The fight for tolerance

It was standing room only in Council Hall last Thursday when St. John’s students and faculty filled in to hear acclaimed author and NYU Professor Francis E. Peters unfold what he calls, “The Intolerance of Belief – Living with the First Commandment.”

“There are two exclusionary notions within monotheism that is its basis for principle intolerance,” Peters said. “These notions are [that] members of religion are chosen people, and some day these chosen people will go to a promised land.”

Citing the Qur’an and referencing major religious movements in the world, Peters educated students about the religious intolerance for freedom of belief, and cleared up common American views of Muslim violence.

“Muslims are no more violent than Jews or Christians,” Peters said. “Muslims weren’t affected by the Thirty Years War in Europe, or the Enlightenment. They’re not accustomed to secular values because they didn’t live with them for over 300 years like the Jews or Christians did. This difference labels them as violent.”

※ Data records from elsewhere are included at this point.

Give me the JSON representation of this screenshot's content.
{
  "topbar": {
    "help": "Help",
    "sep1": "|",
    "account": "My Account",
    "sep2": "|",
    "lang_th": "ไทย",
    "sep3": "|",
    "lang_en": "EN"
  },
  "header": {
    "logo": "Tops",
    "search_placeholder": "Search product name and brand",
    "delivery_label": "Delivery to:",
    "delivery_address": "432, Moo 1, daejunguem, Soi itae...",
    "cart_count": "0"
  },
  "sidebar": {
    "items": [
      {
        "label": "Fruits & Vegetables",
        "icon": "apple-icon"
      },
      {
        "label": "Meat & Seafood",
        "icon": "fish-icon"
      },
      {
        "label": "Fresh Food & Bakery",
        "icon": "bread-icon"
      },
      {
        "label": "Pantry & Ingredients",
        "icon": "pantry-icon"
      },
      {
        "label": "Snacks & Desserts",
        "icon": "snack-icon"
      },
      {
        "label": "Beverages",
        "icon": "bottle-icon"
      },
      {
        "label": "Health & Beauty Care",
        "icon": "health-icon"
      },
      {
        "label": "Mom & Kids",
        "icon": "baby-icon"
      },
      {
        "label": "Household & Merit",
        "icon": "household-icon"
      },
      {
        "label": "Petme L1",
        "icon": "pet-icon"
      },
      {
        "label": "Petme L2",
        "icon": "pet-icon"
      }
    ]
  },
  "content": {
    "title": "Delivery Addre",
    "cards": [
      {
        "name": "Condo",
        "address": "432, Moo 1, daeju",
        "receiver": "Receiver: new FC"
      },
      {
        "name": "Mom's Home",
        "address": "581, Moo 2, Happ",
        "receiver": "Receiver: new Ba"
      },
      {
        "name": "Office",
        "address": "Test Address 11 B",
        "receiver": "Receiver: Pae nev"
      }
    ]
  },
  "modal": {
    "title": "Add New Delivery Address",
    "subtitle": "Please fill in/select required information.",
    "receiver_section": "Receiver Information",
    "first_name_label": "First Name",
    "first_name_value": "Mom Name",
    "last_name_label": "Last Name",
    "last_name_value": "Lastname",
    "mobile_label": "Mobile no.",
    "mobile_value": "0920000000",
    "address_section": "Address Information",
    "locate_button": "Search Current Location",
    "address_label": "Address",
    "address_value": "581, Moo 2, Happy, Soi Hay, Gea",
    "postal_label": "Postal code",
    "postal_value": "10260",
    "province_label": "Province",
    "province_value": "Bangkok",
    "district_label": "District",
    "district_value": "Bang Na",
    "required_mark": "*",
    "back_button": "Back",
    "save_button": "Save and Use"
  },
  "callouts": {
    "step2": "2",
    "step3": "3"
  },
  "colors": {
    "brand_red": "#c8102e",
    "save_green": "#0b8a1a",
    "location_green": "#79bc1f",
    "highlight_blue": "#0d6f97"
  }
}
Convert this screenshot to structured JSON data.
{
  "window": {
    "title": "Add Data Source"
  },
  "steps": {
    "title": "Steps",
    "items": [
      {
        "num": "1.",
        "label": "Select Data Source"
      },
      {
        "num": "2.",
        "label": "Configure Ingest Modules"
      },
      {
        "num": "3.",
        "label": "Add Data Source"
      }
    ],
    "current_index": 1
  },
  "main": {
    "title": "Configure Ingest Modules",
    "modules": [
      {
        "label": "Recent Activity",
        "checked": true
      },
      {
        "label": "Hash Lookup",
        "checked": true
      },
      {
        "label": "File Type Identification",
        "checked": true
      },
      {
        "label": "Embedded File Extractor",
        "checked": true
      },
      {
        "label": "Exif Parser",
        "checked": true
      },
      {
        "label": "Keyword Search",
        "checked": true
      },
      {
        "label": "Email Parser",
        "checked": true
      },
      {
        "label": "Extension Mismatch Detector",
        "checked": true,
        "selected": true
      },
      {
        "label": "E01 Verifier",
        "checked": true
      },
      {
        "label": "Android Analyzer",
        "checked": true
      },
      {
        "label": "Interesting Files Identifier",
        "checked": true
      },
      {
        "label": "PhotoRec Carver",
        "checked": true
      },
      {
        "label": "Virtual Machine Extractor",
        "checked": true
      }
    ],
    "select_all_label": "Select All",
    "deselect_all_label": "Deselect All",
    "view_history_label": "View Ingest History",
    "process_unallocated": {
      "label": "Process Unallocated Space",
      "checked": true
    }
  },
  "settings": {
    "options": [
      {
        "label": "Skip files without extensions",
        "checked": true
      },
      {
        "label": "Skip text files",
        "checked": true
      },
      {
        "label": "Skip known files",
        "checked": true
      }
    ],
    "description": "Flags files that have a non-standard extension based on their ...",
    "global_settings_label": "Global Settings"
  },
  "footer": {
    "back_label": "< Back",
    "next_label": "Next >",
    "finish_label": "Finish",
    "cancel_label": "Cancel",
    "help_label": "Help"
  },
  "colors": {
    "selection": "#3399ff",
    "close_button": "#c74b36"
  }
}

Peters also spoke about the confusing “Theory of Abrogation” within Islam, which says that God can replace a verse in the Qur’an with one he feels is more up to date. He explained that the Qur’an once said that there is no coercion in religion, and later changed, telling believers to pursue the unbelievers, and kill them if they do not submit.

At one point during the lecture, Peters was challenged by a St. John’s professor who disagreed with his claim that Islam is violent.

Peters responded, “Did anybody hear me call Islam violent?” which was met with silence from the audience. He then went on to say, “I’ve written hundred of thousands of words on the subject. I’d suggest you read them, and if you still feel like I’m calling Islam violent, come back and talk to me.”

Peters gladly answered all audience questions, but was obviously frustrated with people asking him to analyze the contemporary political structure of eastern society by repeating, “I’m not a political scientist” to such questions.

The event, which was presented by the University Honors Program, received positive reactions in general.

“The lecture was really good in the way he was able to offer several different viewpoints on various topics,” freshman Andrew Conde said. “I’m glad I came and thought he really opened up a talk worthy of discussion.”

“He was a little one sided in how he interpreted the way Muslim society acts,” said freshman Sal Himani. “It was a western view of eastern society, but even so, the lecture was great. It was definitely worthwhile to hear him speak.”